By Warren Cederborg
Over the nearly 50 years that I knew Hugh Ross, I always found it amusing that his email address included “huge loss,” but – speaking for all his friends – nothing now seems more appropriate.
Hugh Ross was not only a world-class bridge play, but a great friend and an incredible human being. And all who knew him cherished his sense of humor.
Bart Bramley echoes those thoughts.
“Hugh’s gentle manner belied a powerful intellect and a fierce will to win,” Bramley said. “But what I will miss most about him was his keen sense of humor; he could find absurdity in any situation, and he never hesitated to point it out, even when the joke was on him. He was one of a kind.”
Bramley went on to say, “Hugh and I first bonded when he was captain of my Bermuda Bowl team in Yokohama, Japan, in 1991. In 1992, we started a regular partnership that lasted several years. That same year, my wife Judy and I started a Thanksgiving tradition of dinner with Hugh and his wife Min, along with Darwin and Kay Afdahl. The Thanksgiving tradition outlasted our partnership by a wide margin, and was a highlight of every fall national. His passing is especially poignant coming so near to Thanksgiving.”
Min Ross said the occasion of Thanksgiving normally brought out a humorous story. “When Hugh was 19, he won a 21-pound turkey at a local Montreal bridge tournament, partnering with reputedly the worst player at the club.”
Kay Afdahl, Hugh’s longtime friend, offers this remembrance: “I’ve known Hugh since we were at Cal Berkeley – long before Min was a gleam in his eye. When she did catch his eye, he never had eyes for anyone else but his ‘Dahlink.’
“Hugh always had a unique sense of humor, so dry it crackled. He had a knack for seeing through the most complicated situations and extracting only the barest facts to reach his conclusions. To this day, I can hear him say, ‘Nonsense!’ after listening to everyone chattering on about nothing and everything. Then he would pounce on the solution, which to his mind was ever so obvious.
Hugh did not see things in shades of grey. Perhaps that was why he had no patience with complicated bidding systems. He had no trouble speaking clearly and being understood by many different partners using only the 17 words in the language of bridge.”

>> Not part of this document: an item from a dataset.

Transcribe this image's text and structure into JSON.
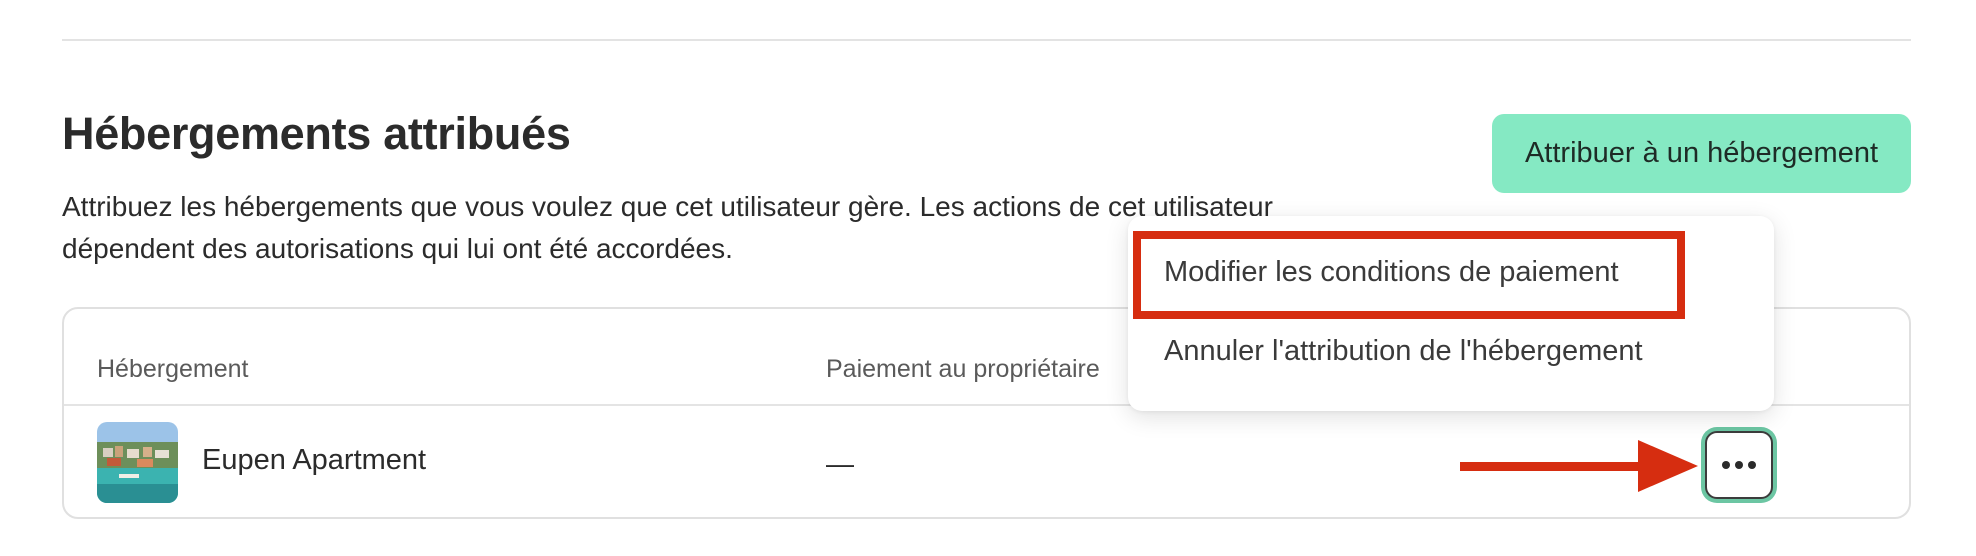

Bob Spotts, a close friend and partner, said, “Hugh was simply an amazing bridge player.”
Spotts added that Hugh played the opponents as part of the game. “He was as good a reader of opponents as there was, and didn’t miss many of their clues. We played together early in our bridge lives, when Hugh was not yet appreciated, and I certainly benefitted. I introduced him to Min, and was rewarded by being best man at their wedding.”
Longtime friend Mike Lawrence said that Hugh “was as close to having a perfect personality as possible. My wife observed that Hugh never had to apologize because he never had anything to apologize for.
“As for his bridge, he was one of the few who could march to a slightly different beat than others and do very well with it.
“Perhaps the measure of Hugh is that you will never find anyone who says something like, ‘Hugh was great, except for the fact that he … Finish the sentence any way you like.”
Along with Barbara and Gerry Fox and Joe and Shirley Nedham, my wife Suzie and I were part of a gourmet dinner group that met regularly for 42 years at Min and Hugh’s home in Oakland.”
Gerry Fox said, “When I think of Hugh, three things come quickly to mind: first, his gentle and considerate nature, second, his remarkable intellect, and, third, his ability to find humor in obscure places. When Hugh spoke, everyone listened; when Hugh laughed, everyone wanted to know why.
“After his first stroke, he had a serious problem with numbers and was told that he would no longer be able to play bridge. About a month later, we tested him at the table. I had prepared four relatively easy hands, all of which would have him as the declarer. On the very first one, he bid correctly to 3NT. The play problem was a simple holdup, which he executed perfectly. He was on his way to nine tricks, when he took an unlikely detour and managed to go down. He immediately started to laugh and said, ‘That’s the problem with matchpoints; I was trying for an overtrick.’”
Shirley Nedham said several things came to mind: “The thoughtful friend who set aside his beloved cigar whenever I, an asthmatic, was kibitzing him, even in tense final sessions at nationals; the talented friend who played the piano so beautifully; the bridge board-a-match teammate – never criticizing, only encouraging Joe and me when he and Min played with us several New Year’s eves at Reno regionals.”
By Warren Cederborg